Giving birth to your baby and witnessing them grow and reach milestones in their early life is always an unforgettable achievement for parents who are also given the gift of fulfillment, joy, and honor in every step of the way throughout their relationship as parent and child. Although their first few months from birth can often prove to be challenging especially for first time parents, being separated from them for the first time is always an emotionally difficult time for both parent and child especially when you will be away for quite some time.

At one point or another, parents will have to be away from their children especially if there is a job waiting for them, which can be even worse if they work in a farther location that means they will have to be gone for a long time, but even if this is without a doubt emotionally challenging for the parents, children and babies are more prone to worse effects, and can even cause trauma in worst cases. While separation is inevitable, steps can be taken by parents to make the first separation bearable for them and their child, and to help children to understand that separation is only temporary no matter how young they are, so that succeeding separations become an acceptable routine that they can trust their parents about.

During their developmental stage in the first year of life, playing peek-a-boo with babies help them to understand that something or someone that goes away can come back, which is also important since this is also the stage where they start to build trust with people around them. If you are planning to leave for a significant period of time, leaving your baby with someone they know whom you can also trust when it comes to their welfare will help a lot in putting them at ease if ever they start to feel agitated once they notice you have been gone for a while already.

Reassuring them with your words even if they do not speak yet, well ahead of time before you go away will also help to make them feel safe and for them to start trusting that you are coming back every time you leave them so they can understand it is only temporary. Making sure that they also stay in a familiar place and environment while you are gone is also helpful, especially if they can see their toys and favorite items like their pillow and blanket, as putting them in a new environment without can even be more stressful.

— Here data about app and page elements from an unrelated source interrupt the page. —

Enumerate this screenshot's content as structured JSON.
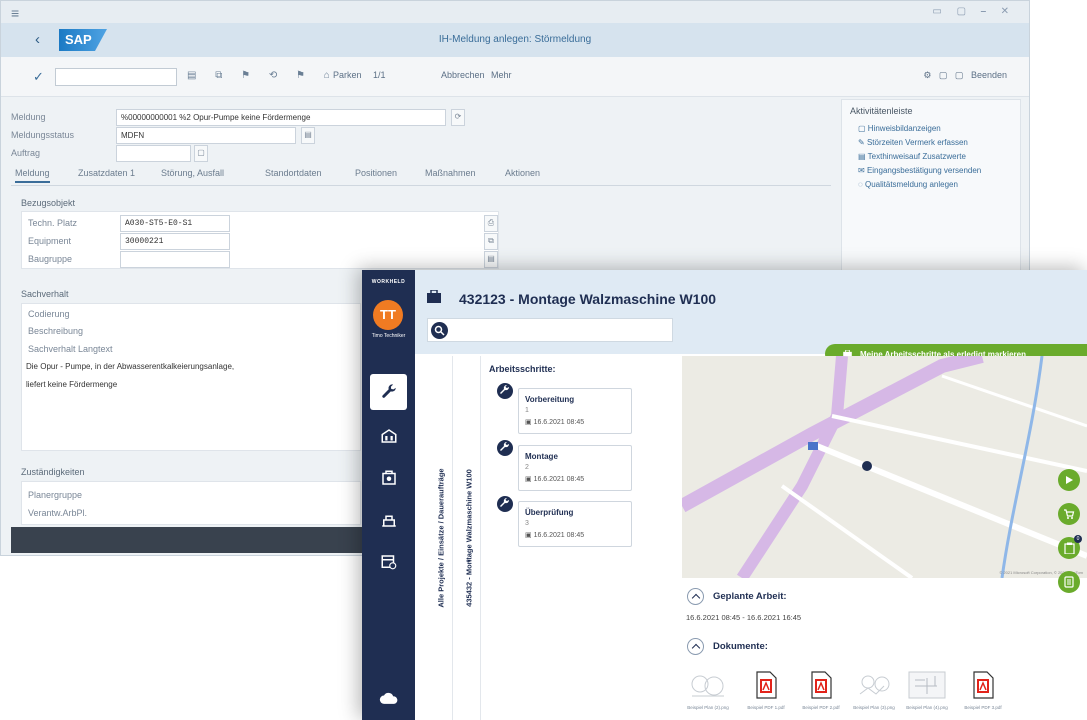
{
  "sap": {
    "title": "IH-Meldung anlegen: Störmeldung",
    "logo": "SAP",
    "toolbar": {
      "parken": "Parken",
      "pager": "1/1",
      "abbrechen": "Abbrechen",
      "mehr": "Mehr",
      "beenden": "Beenden"
    },
    "header_fields": {
      "meldung_label": "Meldung",
      "meldung_value": "%00000000001 %2 Opur-Pumpe keine Fördermenge",
      "status_label": "Meldungsstatus",
      "status_value": "MDFN",
      "auftrag_label": "Auftrag"
    },
    "tabs": [
      "Meldung",
      "Zusatzdaten 1",
      "Störung, Ausfall",
      "Standortdaten",
      "Positionen",
      "Maßnahmen",
      "Aktionen"
    ],
    "bezugsobjekt": {
      "title": "Bezugsobjekt",
      "techn_platz_label": "Techn. Platz",
      "techn_platz_value": "A030-ST5-E0-S1",
      "equipment_label": "Equipment",
      "equipment_value": "30000221",
      "baugruppe_label": "Baugruppe"
    },
    "sachverhalt": {
      "title": "Sachverhalt",
      "codierung_label": "Codierung",
      "beschreibung_label": "Beschreibung",
      "langtext_label": "Sachverhalt Langtext",
      "text_line1": "Die Opur - Pumpe, in der Abwasserentkalkeierungsanlage,",
      "text_line2": "liefert keine Fördermenge"
    },
    "zustaendigkeiten": {
      "title": "Zuständigkeiten",
      "planergruppe_label": "Planergruppe",
      "verantw_label": "Verantw.ArbPl."
    },
    "side_panel": {
      "title": "Aktivitätenleiste",
      "items": [
        "Hinweisbildanzeigen",
        "Störzeiten Vermerk erfassen",
        "Texthinweisauf Zusatzwerte",
        "Eingangsbestätigung versenden",
        "Qualitätsmeldung anlegen"
      ]
    }
  },
  "workheld": {
    "brand": "WORKHELD",
    "avatar_initials": "TT",
    "user_name": "Timo Techniker",
    "title": "432123 - Montage Walzmaschine W100",
    "search_placeholder": "",
    "done_button": "Meine Arbeitsschritte als erledigt markieren",
    "breadcrumb_all": "Alle Projekte / Einsätze / Daueraufträge",
    "breadcrumb_current": "435432 - Montage Walzmaschine W100",
    "steps_title": "Arbeitsschritte:",
    "steps": [
      {
        "name": "Vorbereitung",
        "num": "1",
        "date": "16.6.2021 08:45"
      },
      {
        "name": "Montage",
        "num": "2",
        "date": "16.6.2021 08:45"
      },
      {
        "name": "Überprüfung",
        "num": "3",
        "date": "16.6.2021 08:45"
      }
    ],
    "planned_title": "Geplante Arbeit:",
    "planned_range": "16.6.2021 08:45 - 16.6.2021 16:45",
    "docs_title": "Dokumente:",
    "docs": [
      {
        "label": "Beispiel Plan (2).png",
        "kind": "image"
      },
      {
        "label": "Beispiel PDF 1.pdf",
        "kind": "pdf"
      },
      {
        "label": "Beispiel PDF 2.pdf",
        "kind": "pdf"
      },
      {
        "label": "Beispiel Plan (3).png",
        "kind": "image"
      },
      {
        "label": "Beispiel Plan (4).png",
        "kind": "image"
      },
      {
        "label": "Beispiel PDF 3.pdf",
        "kind": "pdf"
      }
    ],
    "map_attribution": "© 2021 Microsoft Corporation, © 2021 TomTom",
    "fab_badge": "0",
    "colors": {
      "nav": "#1f2e52",
      "accent_green": "#6aab2c",
      "avatar": "#f07b22",
      "header": "#dfeaf4"
    }
  }
}
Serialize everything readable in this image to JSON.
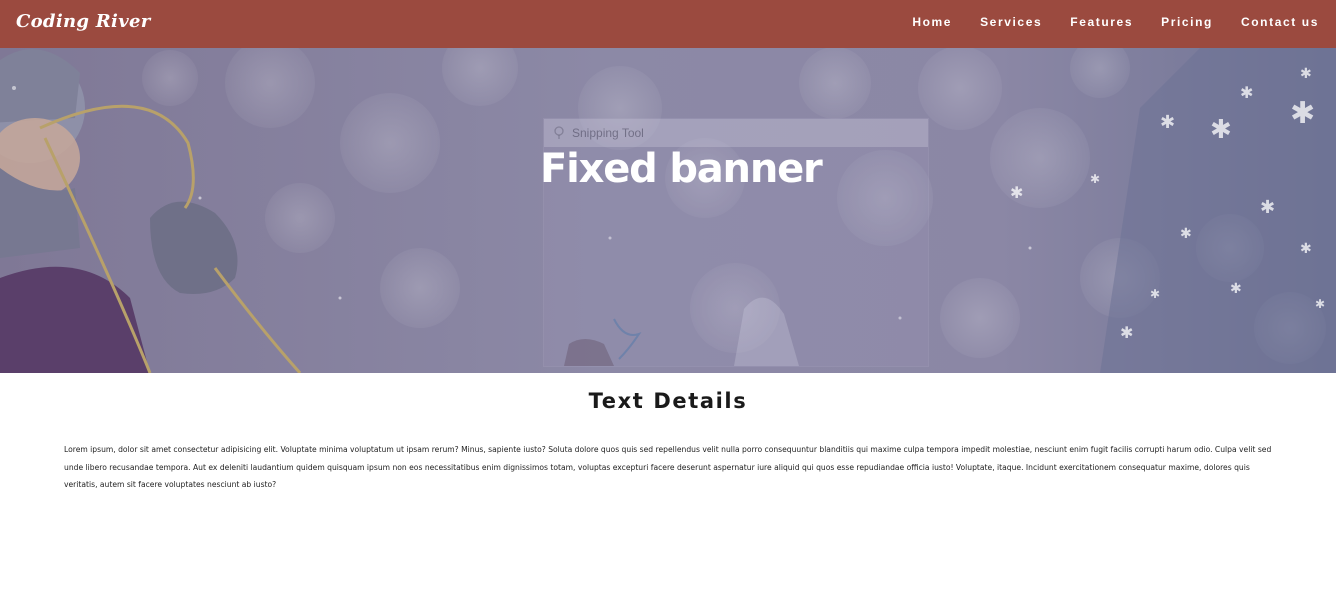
{
  "navbar": {
    "brand": "Coding River",
    "links": [
      "Home",
      "Services",
      "Features",
      "Pricing",
      "Contact us"
    ]
  },
  "banner": {
    "title": "Fixed banner",
    "overlay_window_title": "Snipping Tool"
  },
  "section": {
    "heading": "Text Details",
    "paragraph": "Lorem ipsum, dolor sit amet consectetur adipisicing elit. Voluptate minima voluptatum ut ipsam rerum? Minus, sapiente iusto? Soluta dolore quos quis sed repellendus velit nulla porro consequuntur blanditiis qui maxime culpa tempora impedit molestiae, nesciunt enim fugit facilis corrupti harum odio. Culpa velit sed unde libero recusandae tempora. Aut ex deleniti laudantium quidem quisquam ipsum non eos necessitatibus enim dignissimos totam, voluptas excepturi facere deserunt aspernatur iure aliquid qui quos esse repudiandae officia iusto! Voluptate, itaque. Incidunt exercitationem consequatur maxime, dolores quis veritatis, autem sit facere voluptates nesciunt ab iusto?"
  },
  "colors": {
    "navbar": "#9b4a3f",
    "banner_overlay": "#86839e",
    "text": "#222222"
  }
}
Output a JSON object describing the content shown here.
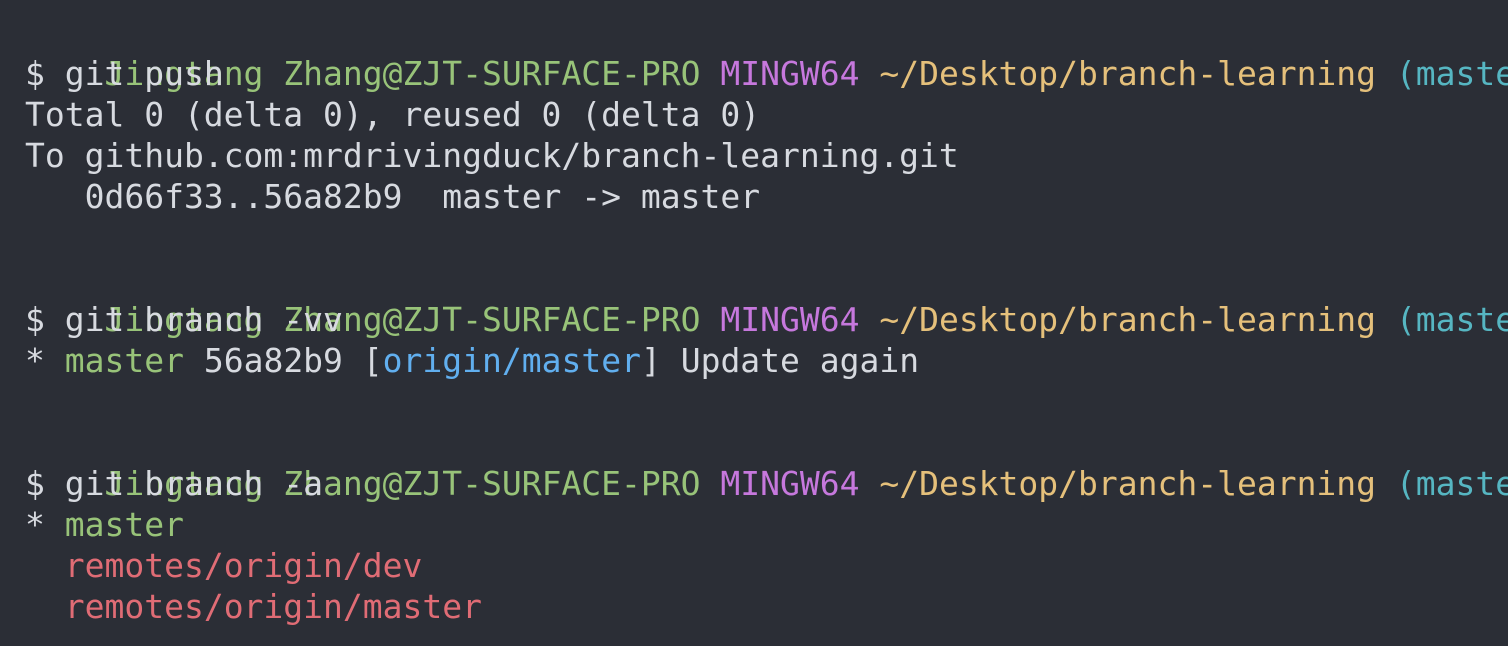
{
  "prompt": {
    "user_host": "Jingtang Zhang@ZJT-SURFACE-PRO",
    "system": "MINGW64",
    "path": "~/Desktop/branch-learning",
    "branch": "(master)",
    "symbol": "$"
  },
  "blocks": [
    {
      "command": "git push",
      "output": [
        "Total 0 (delta 0), reused 0 (delta 0)",
        "To github.com:mrdrivingduck/branch-learning.git",
        "   0d66f33..56a82b9  master -> master"
      ]
    },
    {
      "command": "git branch -vv",
      "output": {
        "marker": "*",
        "branch": "master",
        "hash": "56a82b9",
        "open_bracket": "[",
        "upstream": "origin/master",
        "close_bracket": "]",
        "message": "Update again"
      }
    },
    {
      "command": "git branch -a",
      "output": {
        "marker": "*",
        "current": "master",
        "remotes": [
          "remotes/origin/dev",
          "remotes/origin/master"
        ]
      }
    }
  ],
  "colors": {
    "background": "#2b2e36",
    "user_host": "#98c379",
    "system": "#c678dd",
    "path": "#e5c07b",
    "branch": "#56b6c2",
    "text": "#d7dae0",
    "remote_ref": "#61afef",
    "remote_branch": "#e06c75"
  }
}
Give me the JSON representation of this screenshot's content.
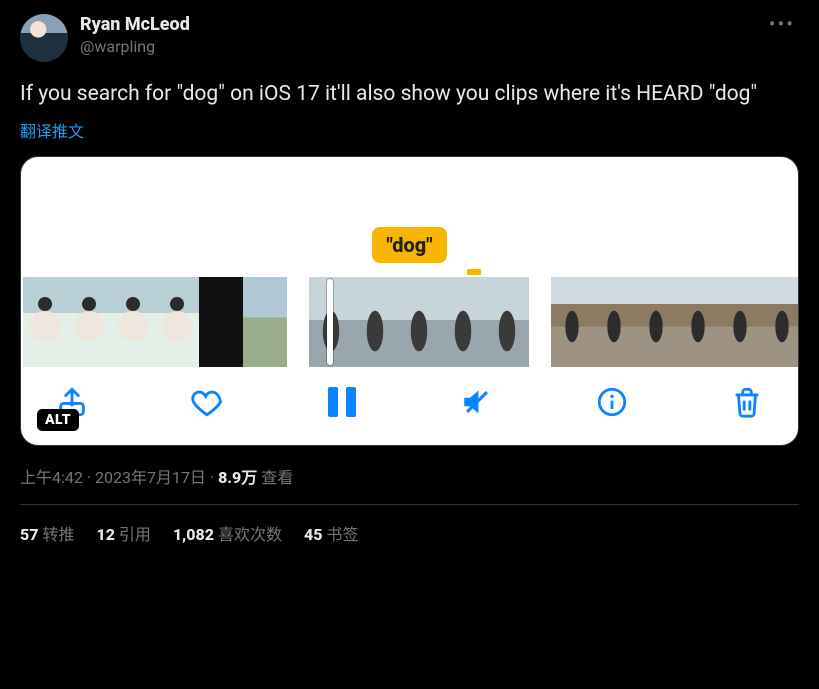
{
  "author": {
    "display_name": "Ryan McLeod",
    "handle": "@warpling"
  },
  "more_glyph": "•••",
  "body_text": "If you search for \"dog\" on iOS 17 it'll also show you clips where it's HEARD \"dog\"",
  "translate_label": "翻译推文",
  "media": {
    "search_tag": "\"dog\"",
    "alt_badge": "ALT",
    "toolbar": {
      "share": "share",
      "like": "like",
      "pause": "pause",
      "mute": "mute",
      "info": "info",
      "trash": "trash"
    }
  },
  "meta": {
    "time": "上午4:42",
    "date": "2023年7月17日",
    "separator": " · ",
    "views_number": "8.9万",
    "views_label": " 查看"
  },
  "stats": {
    "retweets_count": "57",
    "retweets_label": "转推",
    "quotes_count": "12",
    "quotes_label": "引用",
    "likes_count": "1,082",
    "likes_label": "喜欢次数",
    "bookmarks_count": "45",
    "bookmarks_label": "书签"
  }
}
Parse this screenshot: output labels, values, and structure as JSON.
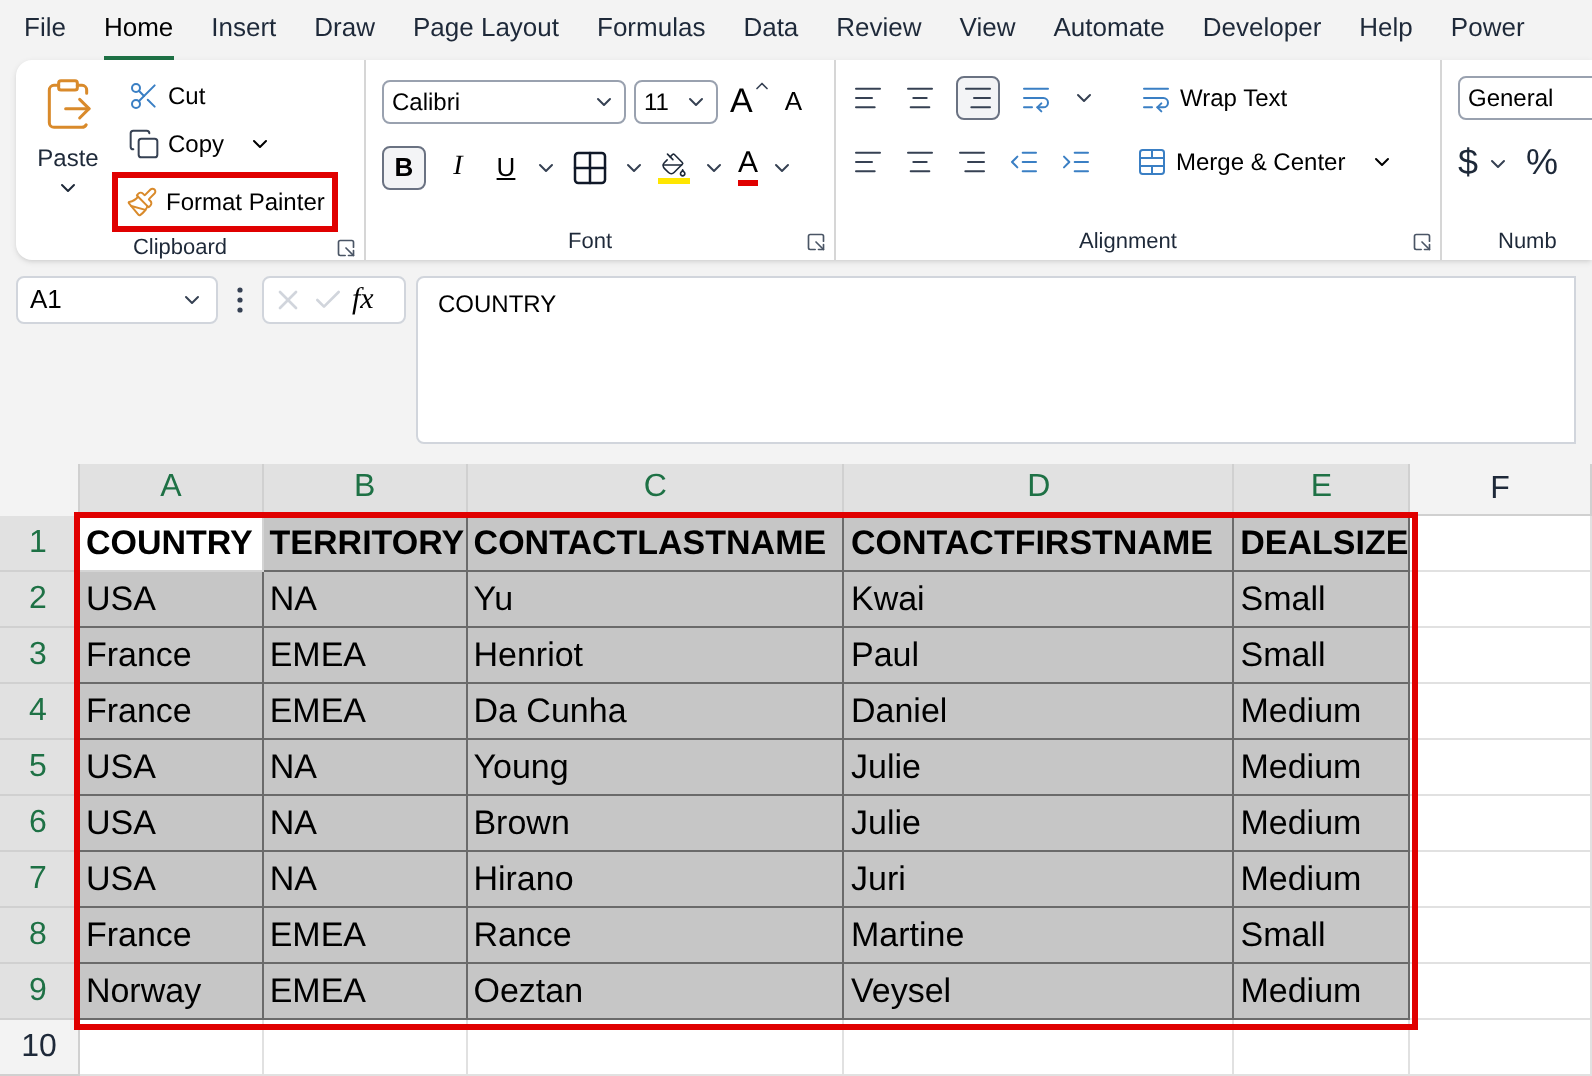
{
  "tabs": [
    {
      "label": "File",
      "selected": false
    },
    {
      "label": "Home",
      "selected": true
    },
    {
      "label": "Insert",
      "selected": false
    },
    {
      "label": "Draw",
      "selected": false
    },
    {
      "label": "Page Layout",
      "selected": false
    },
    {
      "label": "Formulas",
      "selected": false
    },
    {
      "label": "Data",
      "selected": false
    },
    {
      "label": "Review",
      "selected": false
    },
    {
      "label": "View",
      "selected": false
    },
    {
      "label": "Automate",
      "selected": false
    },
    {
      "label": "Developer",
      "selected": false
    },
    {
      "label": "Help",
      "selected": false
    },
    {
      "label": "Power",
      "selected": false
    }
  ],
  "clipboard": {
    "group": "Clipboard",
    "paste": "Paste",
    "cut": "Cut",
    "copy": "Copy",
    "format_painter": {
      "label": "Format Painter",
      "highlighted": true
    }
  },
  "font": {
    "group": "Font",
    "name": "Calibri",
    "size": "11",
    "grow": "A",
    "shrink": "A",
    "bold": "B",
    "italic": "I",
    "underline": "U",
    "font_color": "A"
  },
  "alignment": {
    "group": "Alignment",
    "wrap": "Wrap Text",
    "merge": "Merge & Center"
  },
  "number": {
    "group": "Numb",
    "format": "General",
    "currency": "$",
    "percent": "%"
  },
  "name_box": "A1",
  "fx": "fx",
  "formula": "COUNTRY",
  "sheet": {
    "highlighted": true,
    "columns": [
      {
        "label": "A",
        "selected": true
      },
      {
        "label": "B",
        "selected": true
      },
      {
        "label": "C",
        "selected": true
      },
      {
        "label": "D",
        "selected": true
      },
      {
        "label": "E",
        "selected": true
      },
      {
        "label": "F",
        "selected": false
      }
    ],
    "rows": [
      {
        "number": "1",
        "selected": true,
        "header": true,
        "cells": [
          {
            "text": "COUNTRY",
            "active": true
          },
          {
            "text": "TERRITORY",
            "active": false
          },
          {
            "text": "CONTACTLASTNAME",
            "active": false
          },
          {
            "text": "CONTACTFIRSTNAME",
            "active": false
          },
          {
            "text": "DEALSIZE",
            "active": false
          }
        ]
      },
      {
        "number": "2",
        "selected": true,
        "header": false,
        "cells": [
          {
            "text": "USA",
            "active": false
          },
          {
            "text": "NA",
            "active": false
          },
          {
            "text": "Yu",
            "active": false
          },
          {
            "text": "Kwai",
            "active": false
          },
          {
            "text": "Small",
            "active": false
          }
        ]
      },
      {
        "number": "3",
        "selected": true,
        "header": false,
        "cells": [
          {
            "text": "France",
            "active": false
          },
          {
            "text": "EMEA",
            "active": false
          },
          {
            "text": "Henriot",
            "active": false
          },
          {
            "text": "Paul",
            "active": false
          },
          {
            "text": "Small",
            "active": false
          }
        ]
      },
      {
        "number": "4",
        "selected": true,
        "header": false,
        "cells": [
          {
            "text": "France",
            "active": false
          },
          {
            "text": "EMEA",
            "active": false
          },
          {
            "text": "Da Cunha",
            "active": false
          },
          {
            "text": "Daniel",
            "active": false
          },
          {
            "text": "Medium",
            "active": false
          }
        ]
      },
      {
        "number": "5",
        "selected": true,
        "header": false,
        "cells": [
          {
            "text": "USA",
            "active": false
          },
          {
            "text": "NA",
            "active": false
          },
          {
            "text": "Young",
            "active": false
          },
          {
            "text": "Julie",
            "active": false
          },
          {
            "text": "Medium",
            "active": false
          }
        ]
      },
      {
        "number": "6",
        "selected": true,
        "header": false,
        "cells": [
          {
            "text": "USA",
            "active": false
          },
          {
            "text": "NA",
            "active": false
          },
          {
            "text": "Brown",
            "active": false
          },
          {
            "text": "Julie",
            "active": false
          },
          {
            "text": "Medium",
            "active": false
          }
        ]
      },
      {
        "number": "7",
        "selected": true,
        "header": false,
        "cells": [
          {
            "text": "USA",
            "active": false
          },
          {
            "text": "NA",
            "active": false
          },
          {
            "text": "Hirano",
            "active": false
          },
          {
            "text": "Juri",
            "active": false
          },
          {
            "text": "Medium",
            "active": false
          }
        ]
      },
      {
        "number": "8",
        "selected": true,
        "header": false,
        "cells": [
          {
            "text": "France",
            "active": false
          },
          {
            "text": "EMEA",
            "active": false
          },
          {
            "text": "Rance",
            "active": false
          },
          {
            "text": "Martine",
            "active": false
          },
          {
            "text": "Small",
            "active": false
          }
        ]
      },
      {
        "number": "9",
        "selected": true,
        "header": false,
        "cells": [
          {
            "text": "Norway",
            "active": false
          },
          {
            "text": "EMEA",
            "active": false
          },
          {
            "text": "Oeztan",
            "active": false
          },
          {
            "text": "Veysel",
            "active": false
          },
          {
            "text": "Medium",
            "active": false
          }
        ]
      },
      {
        "number": "10",
        "selected": false
      }
    ]
  }
}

The trust you build not just with your child but also between them and their caregiver is the most important when managing anxiety issues in time of separation. Taking time to practice the process will also help for you to see how they will really react once it happens, so you can also address problems that may arise which you will probably not anticipate if you had not practiced ahead with your child.